%%

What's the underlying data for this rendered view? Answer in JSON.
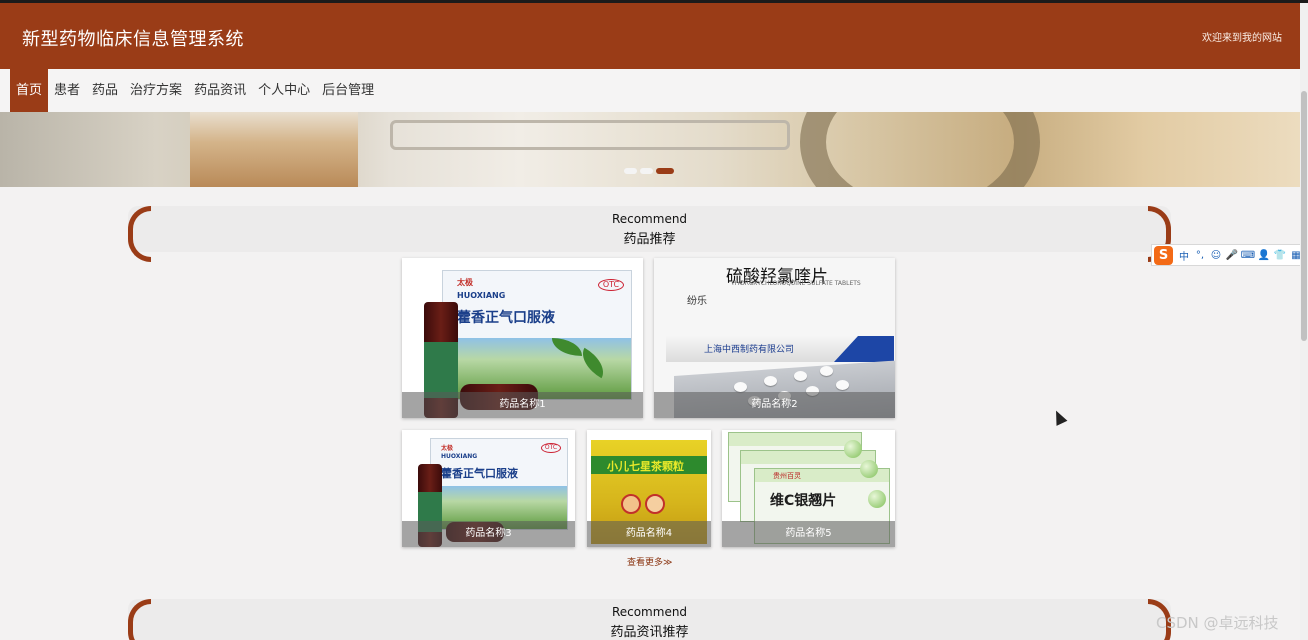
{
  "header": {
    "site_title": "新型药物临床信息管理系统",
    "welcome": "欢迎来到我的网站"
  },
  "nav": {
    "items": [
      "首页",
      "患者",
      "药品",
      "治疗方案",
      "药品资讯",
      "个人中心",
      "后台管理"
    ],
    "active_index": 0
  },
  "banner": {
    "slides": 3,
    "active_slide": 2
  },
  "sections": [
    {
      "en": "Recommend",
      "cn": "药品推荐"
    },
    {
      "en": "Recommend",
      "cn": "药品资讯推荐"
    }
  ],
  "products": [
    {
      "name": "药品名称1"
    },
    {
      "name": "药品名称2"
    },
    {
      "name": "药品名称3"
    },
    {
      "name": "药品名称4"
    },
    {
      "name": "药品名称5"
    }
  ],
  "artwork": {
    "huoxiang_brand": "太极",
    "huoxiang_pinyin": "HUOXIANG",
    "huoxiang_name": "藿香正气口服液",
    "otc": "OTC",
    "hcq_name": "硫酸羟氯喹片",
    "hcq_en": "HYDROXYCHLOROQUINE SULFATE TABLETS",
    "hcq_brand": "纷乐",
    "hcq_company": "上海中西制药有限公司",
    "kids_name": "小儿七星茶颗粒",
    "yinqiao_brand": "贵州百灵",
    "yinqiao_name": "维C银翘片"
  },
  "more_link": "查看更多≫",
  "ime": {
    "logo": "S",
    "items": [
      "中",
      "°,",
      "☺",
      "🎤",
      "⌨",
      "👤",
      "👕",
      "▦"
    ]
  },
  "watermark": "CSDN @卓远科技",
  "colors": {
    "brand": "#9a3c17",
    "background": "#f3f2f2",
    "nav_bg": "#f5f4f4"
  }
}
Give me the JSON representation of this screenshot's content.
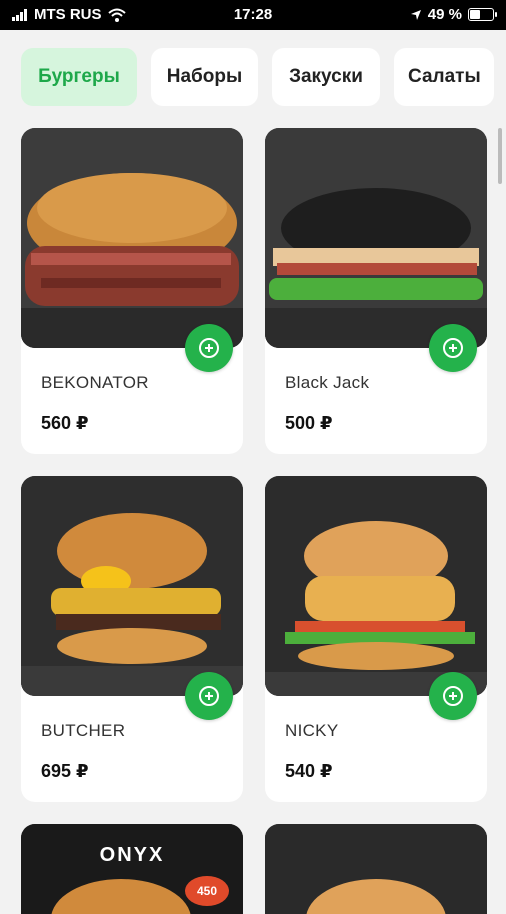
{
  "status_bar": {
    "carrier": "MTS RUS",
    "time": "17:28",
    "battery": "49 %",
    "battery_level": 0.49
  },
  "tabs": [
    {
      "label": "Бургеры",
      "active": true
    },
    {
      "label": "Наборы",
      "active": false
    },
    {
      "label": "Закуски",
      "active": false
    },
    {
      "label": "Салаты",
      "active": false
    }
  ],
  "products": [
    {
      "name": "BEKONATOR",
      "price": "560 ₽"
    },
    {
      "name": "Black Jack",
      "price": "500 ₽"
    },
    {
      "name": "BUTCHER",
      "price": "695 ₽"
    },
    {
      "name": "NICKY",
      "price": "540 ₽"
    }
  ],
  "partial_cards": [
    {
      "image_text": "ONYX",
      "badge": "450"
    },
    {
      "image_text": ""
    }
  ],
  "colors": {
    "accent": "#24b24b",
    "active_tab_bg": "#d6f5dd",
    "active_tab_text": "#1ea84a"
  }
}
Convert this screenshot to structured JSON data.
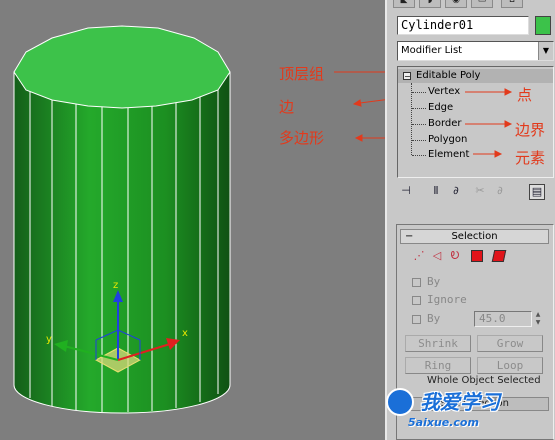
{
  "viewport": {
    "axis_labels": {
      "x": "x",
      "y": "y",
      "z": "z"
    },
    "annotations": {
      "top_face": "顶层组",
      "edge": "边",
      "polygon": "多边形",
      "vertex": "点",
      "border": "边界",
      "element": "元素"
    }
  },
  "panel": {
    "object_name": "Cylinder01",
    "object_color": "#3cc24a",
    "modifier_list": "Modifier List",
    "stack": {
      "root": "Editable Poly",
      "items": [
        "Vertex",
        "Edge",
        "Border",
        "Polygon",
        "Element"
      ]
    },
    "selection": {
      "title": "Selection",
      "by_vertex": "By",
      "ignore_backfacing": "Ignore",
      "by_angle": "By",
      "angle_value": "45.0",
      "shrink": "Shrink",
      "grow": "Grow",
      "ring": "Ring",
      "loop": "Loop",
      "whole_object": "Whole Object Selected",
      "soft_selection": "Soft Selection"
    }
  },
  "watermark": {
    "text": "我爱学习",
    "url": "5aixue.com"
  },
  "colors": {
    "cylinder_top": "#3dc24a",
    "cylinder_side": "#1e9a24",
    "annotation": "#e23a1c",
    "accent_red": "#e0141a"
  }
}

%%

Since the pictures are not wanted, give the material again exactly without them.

What's the underlying data for this rendered view? Answer in JSON.
{
  "header": {
    "site_title": "新型药物临床信息管理系统",
    "welcome": "欢迎来到我的网站"
  },
  "nav": {
    "items": [
      "首页",
      "患者",
      "药品",
      "治疗方案",
      "药品资讯",
      "个人中心",
      "后台管理"
    ],
    "active_index": 0
  },
  "banner": {
    "slides": 3,
    "active_slide": 2
  },
  "sections": [
    {
      "en": "Recommend",
      "cn": "药品推荐"
    },
    {
      "en": "Recommend",
      "cn": "药品资讯推荐"
    }
  ],
  "products": [
    {
      "name": "药品名称1"
    },
    {
      "name": "药品名称2"
    },
    {
      "name": "药品名称3"
    },
    {
      "name": "药品名称4"
    },
    {
      "name": "药品名称5"
    }
  ],
  "artwork": {
    "huoxiang_brand": "太极",
    "huoxiang_pinyin": "HUOXIANG",
    "huoxiang_name": "藿香正气口服液",
    "otc": "OTC",
    "hcq_name": "硫酸羟氯喹片",
    "hcq_en": "HYDROXYCHLOROQUINE SULFATE TABLETS",
    "hcq_brand": "纷乐",
    "hcq_company": "上海中西制药有限公司",
    "kids_name": "小儿七星茶颗粒",
    "yinqiao_brand": "贵州百灵",
    "yinqiao_name": "维C银翘片"
  },
  "more_link": "查看更多≫",
  "ime": {
    "logo": "S",
    "items": [
      "中",
      "°,",
      "☺",
      "🎤",
      "⌨",
      "👤",
      "👕",
      "▦"
    ]
  },
  "watermark": "CSDN @卓远科技",
  "colors": {
    "brand": "#9a3c17",
    "background": "#f3f2f2",
    "nav_bg": "#f5f4f4"
  }
}
Give me the JSON representation of this screenshot's content.
{
  "status_bar": {
    "carrier": "MTS RUS",
    "time": "17:28",
    "battery": "49 %",
    "battery_level": 0.49
  },
  "tabs": [
    {
      "label": "Бургеры",
      "active": true
    },
    {
      "label": "Наборы",
      "active": false
    },
    {
      "label": "Закуски",
      "active": false
    },
    {
      "label": "Салаты",
      "active": false
    }
  ],
  "products": [
    {
      "name": "BEKONATOR",
      "price": "560 ₽"
    },
    {
      "name": "Black Jack",
      "price": "500 ₽"
    },
    {
      "name": "BUTCHER",
      "price": "695 ₽"
    },
    {
      "name": "NICKY",
      "price": "540 ₽"
    }
  ],
  "partial_cards": [
    {
      "image_text": "ONYX",
      "badge": "450"
    },
    {
      "image_text": ""
    }
  ],
  "colors": {
    "accent": "#24b24b",
    "active_tab_bg": "#d6f5dd",
    "active_tab_text": "#1ea84a"
  }
}
Convert this screenshot to structured JSON data.
{
  "viewport": {
    "axis_labels": {
      "x": "x",
      "y": "y",
      "z": "z"
    },
    "annotations": {
      "top_face": "顶层组",
      "edge": "边",
      "polygon": "多边形",
      "vertex": "点",
      "border": "边界",
      "element": "元素"
    }
  },
  "panel": {
    "object_name": "Cylinder01",
    "object_color": "#3cc24a",
    "modifier_list": "Modifier List",
    "stack": {
      "root": "Editable Poly",
      "items": [
        "Vertex",
        "Edge",
        "Border",
        "Polygon",
        "Element"
      ]
    },
    "selection": {
      "title": "Selection",
      "by_vertex": "By",
      "ignore_backfacing": "Ignore",
      "by_angle": "By",
      "angle_value": "45.0",
      "shrink": "Shrink",
      "grow": "Grow",
      "ring": "Ring",
      "loop": "Loop",
      "whole_object": "Whole Object Selected",
      "soft_selection": "Soft Selection"
    }
  },
  "watermark": {
    "text": "我爱学习",
    "url": "5aixue.com"
  },
  "colors": {
    "cylinder_top": "#3dc24a",
    "cylinder_side": "#1e9a24",
    "annotation": "#e23a1c",
    "accent_red": "#e0141a"
  }
}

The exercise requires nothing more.